Description of the task: Drop all images. Then write out each line below exactly as given.

Records for processing:

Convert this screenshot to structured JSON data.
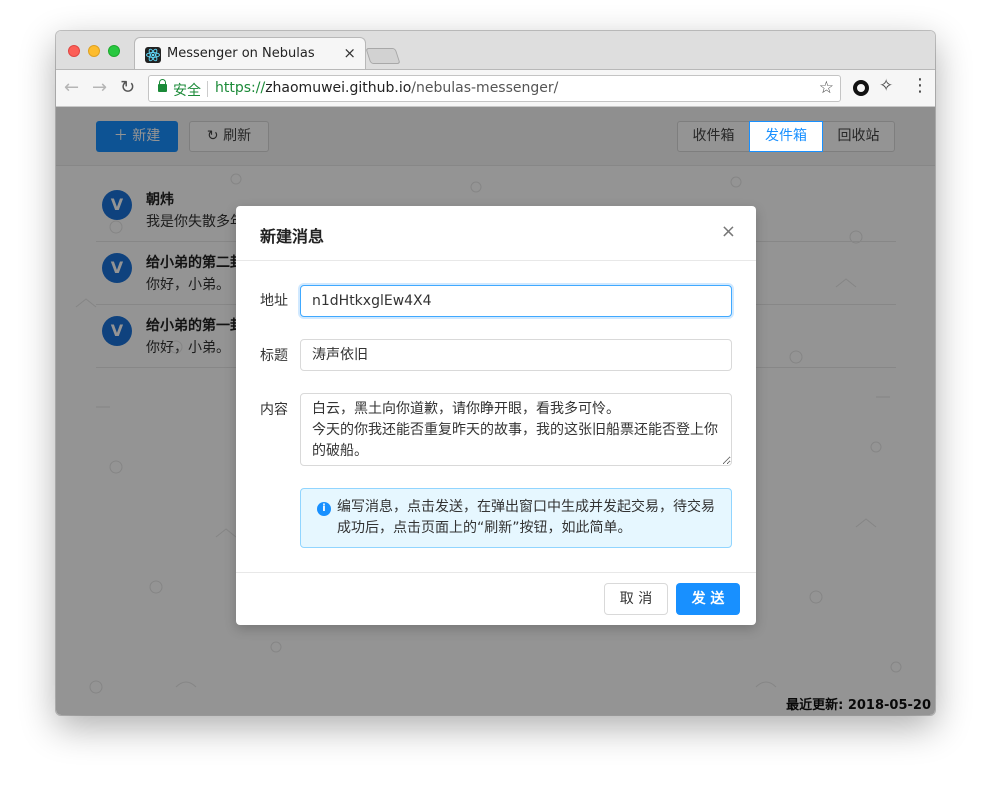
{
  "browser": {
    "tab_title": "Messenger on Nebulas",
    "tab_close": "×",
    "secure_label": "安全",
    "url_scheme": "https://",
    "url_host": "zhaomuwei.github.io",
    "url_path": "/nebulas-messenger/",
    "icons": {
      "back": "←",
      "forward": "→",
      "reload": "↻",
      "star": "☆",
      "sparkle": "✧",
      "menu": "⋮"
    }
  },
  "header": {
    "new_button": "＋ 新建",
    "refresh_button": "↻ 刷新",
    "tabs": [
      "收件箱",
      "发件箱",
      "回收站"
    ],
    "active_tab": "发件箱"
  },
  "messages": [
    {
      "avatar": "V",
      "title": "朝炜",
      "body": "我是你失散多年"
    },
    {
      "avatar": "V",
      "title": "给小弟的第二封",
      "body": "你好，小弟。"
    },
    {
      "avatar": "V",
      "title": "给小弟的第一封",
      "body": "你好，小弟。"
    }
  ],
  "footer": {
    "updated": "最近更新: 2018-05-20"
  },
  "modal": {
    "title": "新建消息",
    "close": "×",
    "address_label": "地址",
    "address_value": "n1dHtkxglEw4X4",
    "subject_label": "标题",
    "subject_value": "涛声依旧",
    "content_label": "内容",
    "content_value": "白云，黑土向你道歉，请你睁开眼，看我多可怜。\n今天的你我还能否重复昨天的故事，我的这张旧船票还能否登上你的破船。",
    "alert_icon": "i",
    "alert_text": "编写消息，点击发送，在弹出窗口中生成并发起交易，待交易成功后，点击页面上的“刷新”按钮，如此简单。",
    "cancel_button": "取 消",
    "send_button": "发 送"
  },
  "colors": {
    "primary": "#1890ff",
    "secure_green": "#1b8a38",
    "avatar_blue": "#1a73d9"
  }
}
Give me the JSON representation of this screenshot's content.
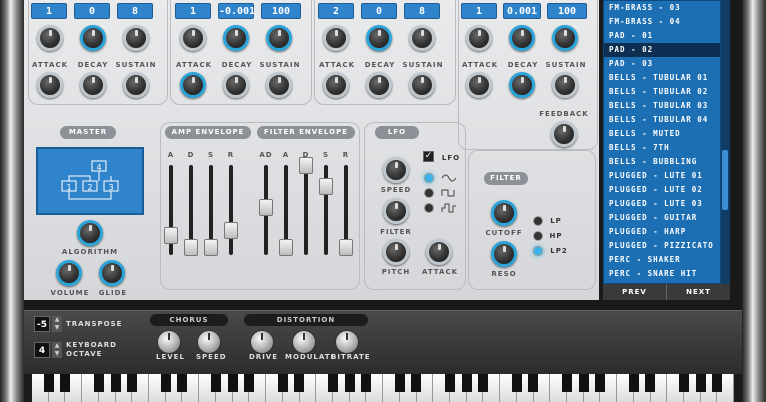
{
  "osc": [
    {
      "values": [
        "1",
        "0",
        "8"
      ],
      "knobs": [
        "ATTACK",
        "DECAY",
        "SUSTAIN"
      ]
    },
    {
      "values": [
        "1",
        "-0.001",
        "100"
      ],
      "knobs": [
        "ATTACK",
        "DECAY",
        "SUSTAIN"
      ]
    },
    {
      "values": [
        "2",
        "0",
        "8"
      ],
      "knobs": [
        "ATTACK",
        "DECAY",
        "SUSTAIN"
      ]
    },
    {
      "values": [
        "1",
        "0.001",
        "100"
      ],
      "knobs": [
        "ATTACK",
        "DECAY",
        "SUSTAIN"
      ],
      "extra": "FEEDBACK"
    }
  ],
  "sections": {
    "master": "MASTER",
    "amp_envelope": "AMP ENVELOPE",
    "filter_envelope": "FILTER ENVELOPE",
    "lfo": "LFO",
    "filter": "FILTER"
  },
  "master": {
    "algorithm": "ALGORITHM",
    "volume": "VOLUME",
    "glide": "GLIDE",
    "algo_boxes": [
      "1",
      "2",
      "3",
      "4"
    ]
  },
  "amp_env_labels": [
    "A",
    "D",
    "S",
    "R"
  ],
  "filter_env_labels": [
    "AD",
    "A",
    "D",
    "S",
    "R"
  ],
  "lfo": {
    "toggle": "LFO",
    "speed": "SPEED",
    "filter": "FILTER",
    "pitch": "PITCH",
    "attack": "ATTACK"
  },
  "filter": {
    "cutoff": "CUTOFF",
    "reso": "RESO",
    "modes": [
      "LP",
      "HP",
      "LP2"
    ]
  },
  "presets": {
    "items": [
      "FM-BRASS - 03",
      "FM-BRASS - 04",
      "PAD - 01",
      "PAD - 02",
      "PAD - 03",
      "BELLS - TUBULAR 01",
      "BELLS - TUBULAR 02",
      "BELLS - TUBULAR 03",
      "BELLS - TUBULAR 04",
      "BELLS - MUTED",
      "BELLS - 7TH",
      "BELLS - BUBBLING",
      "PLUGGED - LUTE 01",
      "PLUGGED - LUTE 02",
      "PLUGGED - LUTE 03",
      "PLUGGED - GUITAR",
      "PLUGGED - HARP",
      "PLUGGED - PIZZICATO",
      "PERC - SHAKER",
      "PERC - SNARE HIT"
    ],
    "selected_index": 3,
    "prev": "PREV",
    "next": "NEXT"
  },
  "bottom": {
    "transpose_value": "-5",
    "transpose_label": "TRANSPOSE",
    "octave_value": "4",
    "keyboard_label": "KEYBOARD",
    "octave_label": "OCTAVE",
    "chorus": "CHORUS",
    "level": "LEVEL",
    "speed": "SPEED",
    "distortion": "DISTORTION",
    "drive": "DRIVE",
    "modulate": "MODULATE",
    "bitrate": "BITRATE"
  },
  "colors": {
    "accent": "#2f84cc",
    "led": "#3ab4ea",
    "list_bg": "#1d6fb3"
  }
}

Task output:
Convert this screenshot to structured JSON data.
{
  "browser": {
    "tab_title": "Messenger on Nebulas",
    "tab_close": "×",
    "secure_label": "安全",
    "url_scheme": "https://",
    "url_host": "zhaomuwei.github.io",
    "url_path": "/nebulas-messenger/",
    "icons": {
      "back": "←",
      "forward": "→",
      "reload": "↻",
      "star": "☆",
      "sparkle": "✧",
      "menu": "⋮"
    }
  },
  "header": {
    "new_button": "＋ 新建",
    "refresh_button": "↻ 刷新",
    "tabs": [
      "收件箱",
      "发件箱",
      "回收站"
    ],
    "active_tab": "发件箱"
  },
  "messages": [
    {
      "avatar": "V",
      "title": "朝炜",
      "body": "我是你失散多年"
    },
    {
      "avatar": "V",
      "title": "给小弟的第二封",
      "body": "你好，小弟。"
    },
    {
      "avatar": "V",
      "title": "给小弟的第一封",
      "body": "你好，小弟。"
    }
  ],
  "footer": {
    "updated": "最近更新: 2018-05-20"
  },
  "modal": {
    "title": "新建消息",
    "close": "×",
    "address_label": "地址",
    "address_value": "n1dHtkxglEw4X4",
    "subject_label": "标题",
    "subject_value": "涛声依旧",
    "content_label": "内容",
    "content_value": "白云，黑土向你道歉，请你睁开眼，看我多可怜。\n今天的你我还能否重复昨天的故事，我的这张旧船票还能否登上你的破船。",
    "alert_icon": "i",
    "alert_text": "编写消息，点击发送，在弹出窗口中生成并发起交易，待交易成功后，点击页面上的“刷新”按钮，如此简单。",
    "cancel_button": "取 消",
    "send_button": "发 送"
  },
  "colors": {
    "primary": "#1890ff",
    "secure_green": "#1b8a38",
    "avatar_blue": "#1a73d9"
  }
}
Give me the JSON representation of this screenshot's content.
{
  "osc": [
    {
      "values": [
        "1",
        "0",
        "8"
      ],
      "knobs": [
        "ATTACK",
        "DECAY",
        "SUSTAIN"
      ]
    },
    {
      "values": [
        "1",
        "-0.001",
        "100"
      ],
      "knobs": [
        "ATTACK",
        "DECAY",
        "SUSTAIN"
      ]
    },
    {
      "values": [
        "2",
        "0",
        "8"
      ],
      "knobs": [
        "ATTACK",
        "DECAY",
        "SUSTAIN"
      ]
    },
    {
      "values": [
        "1",
        "0.001",
        "100"
      ],
      "knobs": [
        "ATTACK",
        "DECAY",
        "SUSTAIN"
      ],
      "extra": "FEEDBACK"
    }
  ],
  "sections": {
    "master": "MASTER",
    "amp_envelope": "AMP ENVELOPE",
    "filter_envelope": "FILTER ENVELOPE",
    "lfo": "LFO",
    "filter": "FILTER"
  },
  "master": {
    "algorithm": "ALGORITHM",
    "volume": "VOLUME",
    "glide": "GLIDE",
    "algo_boxes": [
      "1",
      "2",
      "3",
      "4"
    ]
  },
  "amp_env_labels": [
    "A",
    "D",
    "S",
    "R"
  ],
  "filter_env_labels": [
    "AD",
    "A",
    "D",
    "S",
    "R"
  ],
  "lfo": {
    "toggle": "LFO",
    "speed": "SPEED",
    "filter": "FILTER",
    "pitch": "PITCH",
    "attack": "ATTACK"
  },
  "filter": {
    "cutoff": "CUTOFF",
    "reso": "RESO",
    "modes": [
      "LP",
      "HP",
      "LP2"
    ]
  },
  "presets": {
    "items": [
      "FM-BRASS - 03",
      "FM-BRASS - 04",
      "PAD - 01",
      "PAD - 02",
      "PAD - 03",
      "BELLS - TUBULAR 01",
      "BELLS - TUBULAR 02",
      "BELLS - TUBULAR 03",
      "BELLS - TUBULAR 04",
      "BELLS - MUTED",
      "BELLS - 7TH",
      "BELLS - BUBBLING",
      "PLUGGED - LUTE 01",
      "PLUGGED - LUTE 02",
      "PLUGGED - LUTE 03",
      "PLUGGED - GUITAR",
      "PLUGGED - HARP",
      "PLUGGED - PIZZICATO",
      "PERC - SHAKER",
      "PERC - SNARE HIT"
    ],
    "selected_index": 3,
    "prev": "PREV",
    "next": "NEXT"
  },
  "bottom": {
    "transpose_value": "-5",
    "transpose_label": "TRANSPOSE",
    "octave_value": "4",
    "keyboard_label": "KEYBOARD",
    "octave_label": "OCTAVE",
    "chorus": "CHORUS",
    "level": "LEVEL",
    "speed": "SPEED",
    "distortion": "DISTORTION",
    "drive": "DRIVE",
    "modulate": "MODULATE",
    "bitrate": "BITRATE"
  },
  "colors": {
    "accent": "#2f84cc",
    "led": "#3ab4ea",
    "list_bg": "#1d6fb3"
  }
}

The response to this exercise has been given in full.